The nearest city to Al Badari is Asyut, which is about 40 km away and Cairo is 338 km away. Asyut also has an airport which can be used by tourists for a very convenient trip. Tourists can book their accommodation in Asyut. Minya is 138 km away while Qena is 159 km from Al Badari. Tourists coming here can choose any city to stay in depending on their travel plans. The city of Al Badari has a very small population.
The Badarian economy flourished between 5500 BC and 4000 BC The culture gives direct evidence of the presence of agriculture in Upper Egypt. Six hundred graves and forty settlements have been discovered which also point to social stratification at that time. Fishing, animal husbandry, and agriculture were parts of the economy of the Badarian culture, and grains like barley, lentils, and wheat were regularly consumed. The people at that time placed their deceased on mats looking west, which is very different from traditions in later dynasties which regarded the west as the land of the dead. The influence of the Badarian culture has also been found in the south of Egypt indicating it was just not restricted to the local area.
Al Badari Site
Many archaeological findings dating back to the Pre-dynastic era have been found in the Al Badari region.

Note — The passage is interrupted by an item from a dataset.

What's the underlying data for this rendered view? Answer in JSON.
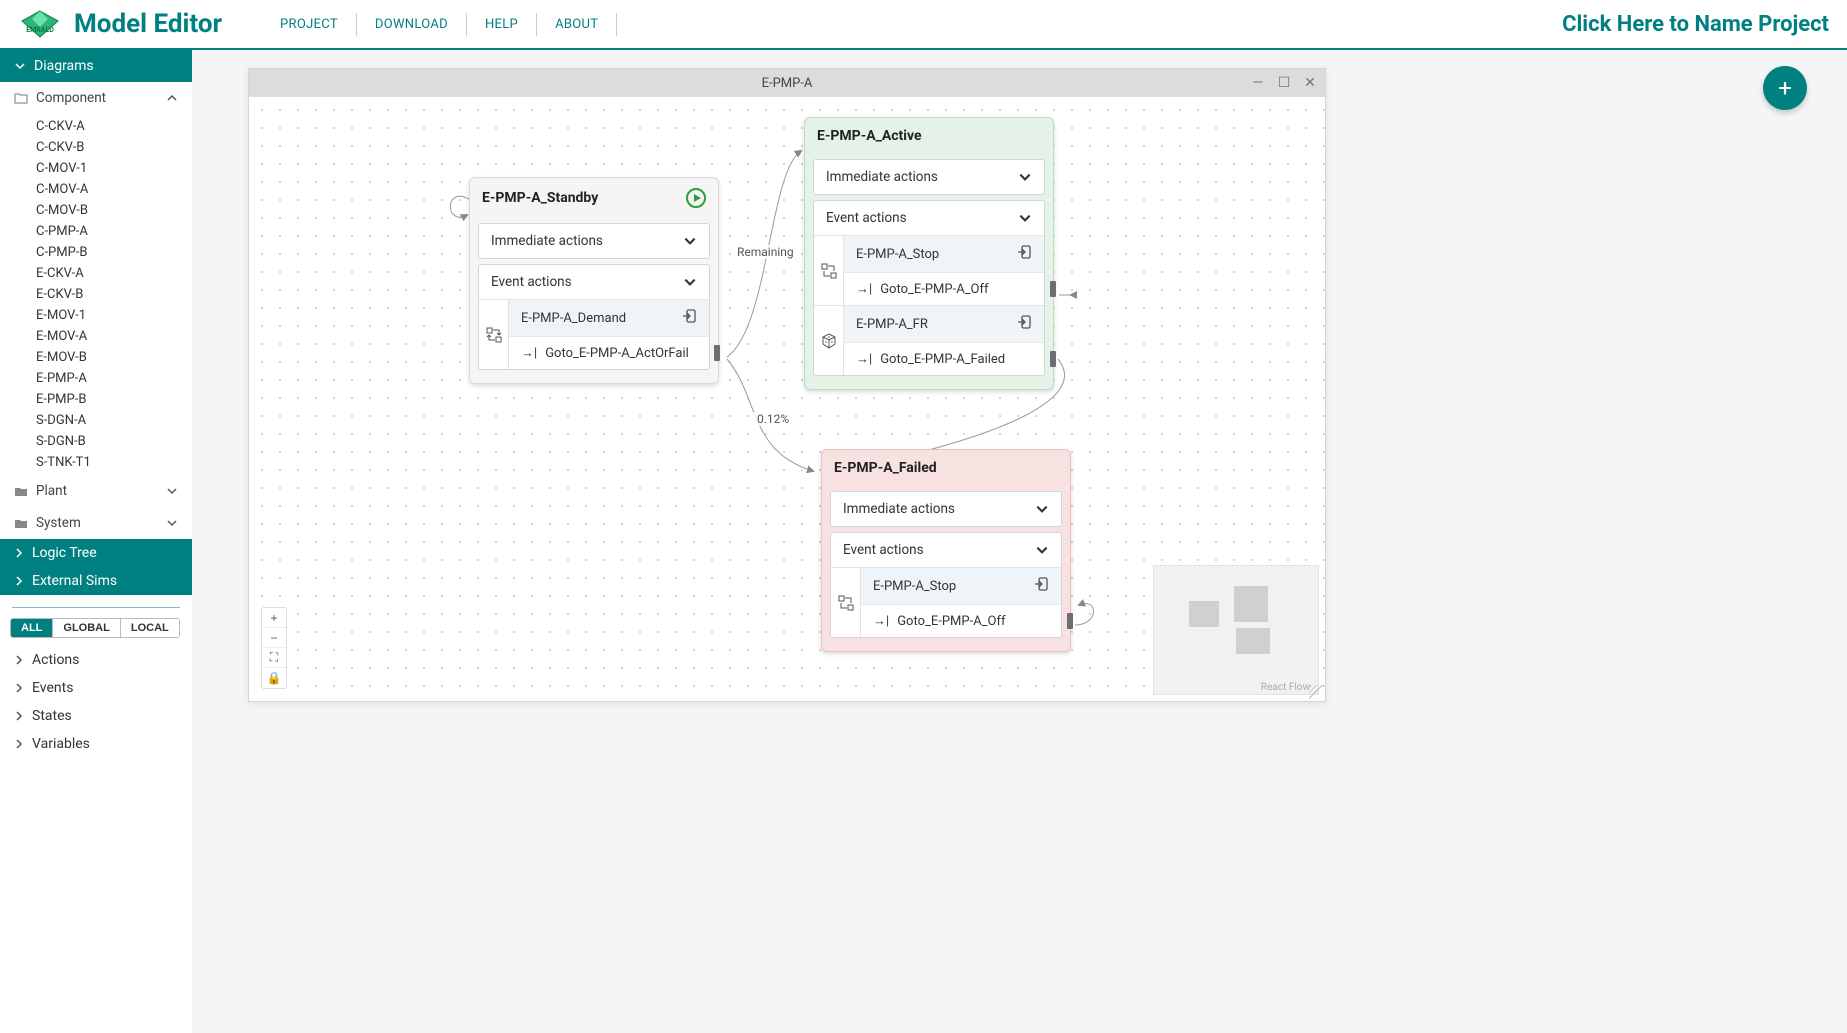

Slate palettes, red polished pottery pots, stone vases, ivory and terracotta anthropomorphic figures, and flint have been discovered. The pottery that was buried with the dead is the most characteristic Element of the Badarian culture. It had been given a distinctive and decorative rippled surface. Many tools like bifacial sickles, end-scrapers, axes, perforators, and concave base arrowheads have been found as well. Remains of many animals like sheep, dogs, and cats in cemeteries indicate that the people living in this city were engaged in animal husbandry and had pets.
Although there is no clear evidence of buildings at that time, remains of wooden stumps indicate huts or some shelters were constructed by the locals in ancient times. Basalt vases and elephant ivory carvings indicate that the Badarians interacted with cultures around them and the size of their pots points out the fact that they were not nomads but lived in a stavle settlement. A number of deep pits were also found which have been assumed to have been used as granaries.
Cemeteries in the Badarian Region
The decorations of Badarian graves have been very helpful for archaeologists in interpreting the culture of the Badarians. Excavations have revealed black and thin brown ceramics which indicates that there were skilled potters working during that time. The deceased were wrapped in animal skins or reed matting and simple belongings like stone beads or shells were placed on them. Some simple tools have also been found in graves. The pottery at cemeteries has also pointed to the fact that Badarians had a good food source which gave them spare time to indulge in the art.
The Nearby Town of Deir Teas
Deir Teas is a village near Al Badari. The pottery found here shows that a lot of development in terms of decoration and shape had taken place by the time of this settlement. Cups in the shape of lotus flowers have been found, for example, showing a very high level of art. This cemetery site dates to the Amratian phase belonging to Egypt's pre-dynastic culture. Some archeologists also believe that this site is an extension of Badarian culture.
Artifacts which have been found at al Badari have been quite varied. Badarian ware is the name given by Petrie to the distinctive pottery and this is because of the exclusive polished red vessels with black tops. The Badarian people were also the first in Egypt to make copper bead-shaped metal objects. Excavation of the site has given a very detailed insight into the Badarian culture but owing to the growing demand for land many of the ruins are slowly being lost.